As a longtime fascinated observer of civic and nonprofit boards, I’ve noticed some interesting things happen from time to time.
- An elected board member who is a CPA decides that he’s not satisfied with the district’s financials, so he prepares his own version for the directors to review.
- A director who believes ardently in the importance of good process decides that the bylaws are inadequate, so over the weekend writes up her own version and asks the board to adopt it.
- A physician believes that the staff is not being creative enough in envisioning ways to use some newly acquired space, so he recruits an architect friend and prepares a proposal that he presents to the board for its consideration.
As the saying goes, “What’s wrong with this picture?” These are dedicated professionals who care enormously about the districts they serve. However, by their actions it would appear that they are confused about the scope of their jobs as board members. Simply put, a person elected to a school board is charged with guiding and directing the district’s work, not with physically doing the work.
When interest in a task propels us into excessive involvement, we’re liable to create very serious problems. The examples above are clear-cut, but the same issues crop up over and over again, in more subtle ways. For example, does a school board really want to decide who should coach the high school football team? Do dissatisfied staffers actually feel they should be able to voice complaints to directors? Is the superintendent regularly offered unsolicited advice about how to resolve assignment conflicts? It requires wisdom and detachment to make suggestions without meddling and to present clear thinking in ways that assist rather than hinder the work to be done.

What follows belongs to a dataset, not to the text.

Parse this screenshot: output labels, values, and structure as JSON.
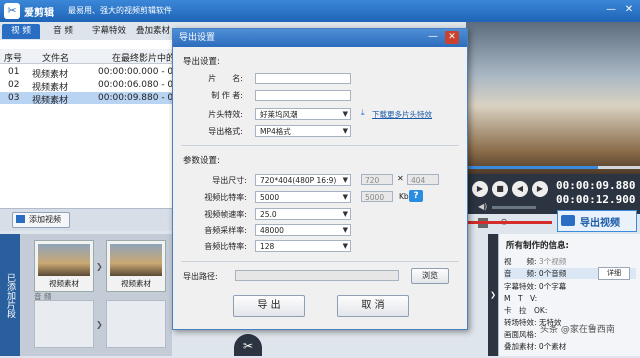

When a board of directors commits to this position, the rewards are enormous. Each part of the team is able to perform its duty, and the overall organization functions well.
This article was first published by the Schools Insurance Authority, a California Joint Powers Authority. Visit their website, www.sia-jpa.org, for helpful information for school leaders.